→ Records to use
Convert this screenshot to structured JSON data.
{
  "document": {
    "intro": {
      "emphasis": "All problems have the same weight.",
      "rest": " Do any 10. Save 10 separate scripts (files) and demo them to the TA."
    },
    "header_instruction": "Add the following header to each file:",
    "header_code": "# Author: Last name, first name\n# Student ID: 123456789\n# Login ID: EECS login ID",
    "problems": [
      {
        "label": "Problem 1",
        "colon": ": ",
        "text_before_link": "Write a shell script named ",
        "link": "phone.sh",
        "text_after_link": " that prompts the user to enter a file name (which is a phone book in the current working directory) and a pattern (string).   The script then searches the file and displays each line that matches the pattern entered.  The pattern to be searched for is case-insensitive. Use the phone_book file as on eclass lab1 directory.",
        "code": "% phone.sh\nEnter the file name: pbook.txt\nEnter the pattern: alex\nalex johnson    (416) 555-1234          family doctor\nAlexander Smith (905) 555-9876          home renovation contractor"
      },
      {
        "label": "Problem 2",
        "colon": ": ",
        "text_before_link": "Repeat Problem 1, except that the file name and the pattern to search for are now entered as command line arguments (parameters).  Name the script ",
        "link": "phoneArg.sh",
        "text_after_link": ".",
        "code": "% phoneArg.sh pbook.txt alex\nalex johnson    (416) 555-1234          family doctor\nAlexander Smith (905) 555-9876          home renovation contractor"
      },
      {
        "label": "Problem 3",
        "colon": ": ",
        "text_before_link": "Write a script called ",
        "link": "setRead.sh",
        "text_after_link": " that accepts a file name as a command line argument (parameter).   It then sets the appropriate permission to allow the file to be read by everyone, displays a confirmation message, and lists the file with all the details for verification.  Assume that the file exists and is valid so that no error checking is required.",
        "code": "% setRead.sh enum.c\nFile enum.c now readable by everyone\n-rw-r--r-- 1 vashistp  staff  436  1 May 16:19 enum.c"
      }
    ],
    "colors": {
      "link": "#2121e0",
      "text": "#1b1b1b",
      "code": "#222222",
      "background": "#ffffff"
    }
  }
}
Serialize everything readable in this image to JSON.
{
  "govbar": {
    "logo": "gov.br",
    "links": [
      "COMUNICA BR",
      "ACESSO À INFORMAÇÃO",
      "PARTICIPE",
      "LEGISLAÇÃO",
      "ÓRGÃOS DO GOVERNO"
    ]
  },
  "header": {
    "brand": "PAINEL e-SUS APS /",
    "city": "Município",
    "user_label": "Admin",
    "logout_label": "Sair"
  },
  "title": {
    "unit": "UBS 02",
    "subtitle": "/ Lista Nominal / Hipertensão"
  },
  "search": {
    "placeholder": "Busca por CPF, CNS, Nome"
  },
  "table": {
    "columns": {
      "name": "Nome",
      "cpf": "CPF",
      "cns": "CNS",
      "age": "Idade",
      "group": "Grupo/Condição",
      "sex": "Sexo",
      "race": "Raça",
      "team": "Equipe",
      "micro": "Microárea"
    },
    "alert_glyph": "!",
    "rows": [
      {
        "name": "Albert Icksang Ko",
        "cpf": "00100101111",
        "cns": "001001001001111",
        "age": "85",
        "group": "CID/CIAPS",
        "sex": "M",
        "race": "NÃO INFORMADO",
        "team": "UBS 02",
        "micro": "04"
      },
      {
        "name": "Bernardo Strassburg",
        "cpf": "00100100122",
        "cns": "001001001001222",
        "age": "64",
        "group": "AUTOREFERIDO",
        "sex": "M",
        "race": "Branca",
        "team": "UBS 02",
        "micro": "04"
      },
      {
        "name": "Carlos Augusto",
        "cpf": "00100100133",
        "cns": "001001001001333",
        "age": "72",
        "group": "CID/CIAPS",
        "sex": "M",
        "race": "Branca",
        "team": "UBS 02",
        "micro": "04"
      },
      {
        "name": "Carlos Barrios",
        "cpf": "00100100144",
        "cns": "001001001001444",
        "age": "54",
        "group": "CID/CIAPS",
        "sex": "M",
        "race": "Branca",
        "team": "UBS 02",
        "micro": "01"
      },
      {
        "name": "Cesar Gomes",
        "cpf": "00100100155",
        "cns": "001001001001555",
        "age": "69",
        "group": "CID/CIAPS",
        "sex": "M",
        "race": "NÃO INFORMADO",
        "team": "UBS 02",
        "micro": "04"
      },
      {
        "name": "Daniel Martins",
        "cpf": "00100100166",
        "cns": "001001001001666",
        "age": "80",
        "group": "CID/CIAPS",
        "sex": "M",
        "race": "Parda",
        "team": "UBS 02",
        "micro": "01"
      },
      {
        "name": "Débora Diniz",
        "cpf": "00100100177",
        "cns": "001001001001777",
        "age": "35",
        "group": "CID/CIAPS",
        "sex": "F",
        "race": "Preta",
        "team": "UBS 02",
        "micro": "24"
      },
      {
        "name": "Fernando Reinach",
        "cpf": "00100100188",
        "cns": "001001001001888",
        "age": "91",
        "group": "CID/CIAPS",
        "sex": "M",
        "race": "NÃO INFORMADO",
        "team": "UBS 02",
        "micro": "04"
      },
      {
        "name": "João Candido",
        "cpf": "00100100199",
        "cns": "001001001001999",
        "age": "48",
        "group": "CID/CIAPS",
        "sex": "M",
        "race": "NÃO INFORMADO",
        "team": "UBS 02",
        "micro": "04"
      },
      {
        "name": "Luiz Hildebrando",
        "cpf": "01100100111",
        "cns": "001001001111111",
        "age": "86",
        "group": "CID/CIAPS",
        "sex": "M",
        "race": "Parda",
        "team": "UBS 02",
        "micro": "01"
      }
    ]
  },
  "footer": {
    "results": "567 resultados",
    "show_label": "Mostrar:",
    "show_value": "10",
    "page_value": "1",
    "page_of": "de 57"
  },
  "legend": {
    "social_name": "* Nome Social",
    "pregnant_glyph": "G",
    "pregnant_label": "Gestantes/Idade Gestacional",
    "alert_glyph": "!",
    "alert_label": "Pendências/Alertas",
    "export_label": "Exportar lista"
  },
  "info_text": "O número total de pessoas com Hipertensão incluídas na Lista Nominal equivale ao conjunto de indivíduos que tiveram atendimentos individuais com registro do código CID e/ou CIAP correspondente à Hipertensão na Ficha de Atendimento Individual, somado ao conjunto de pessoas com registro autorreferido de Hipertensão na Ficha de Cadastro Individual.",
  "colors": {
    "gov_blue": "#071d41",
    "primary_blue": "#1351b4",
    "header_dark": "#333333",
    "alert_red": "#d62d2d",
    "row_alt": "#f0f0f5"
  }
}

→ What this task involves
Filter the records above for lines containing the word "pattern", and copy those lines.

→ Response
        "text_after_link": " that prompts the user to enter a file name (which is a phone book in the current working directory) and a pattern (string).   The script then searches the file and displays each line that matches the pattern entered.  The pattern to be searched for is case-insensitive. Use the phone_book file as on eclass lab1 directory.",
        "code": "% phone.sh\nEnter the file name: pbook.txt\nEnter the pattern: alex\nalex johnson    (416) 555-1234          family doctor\nAlexander Smith (905) 555-9876          home renovation contractor"
        "text_before_link": "Repeat Problem 1, except that the file name and the pattern to search for are now entered as command line arguments (parameters).  Name the script ",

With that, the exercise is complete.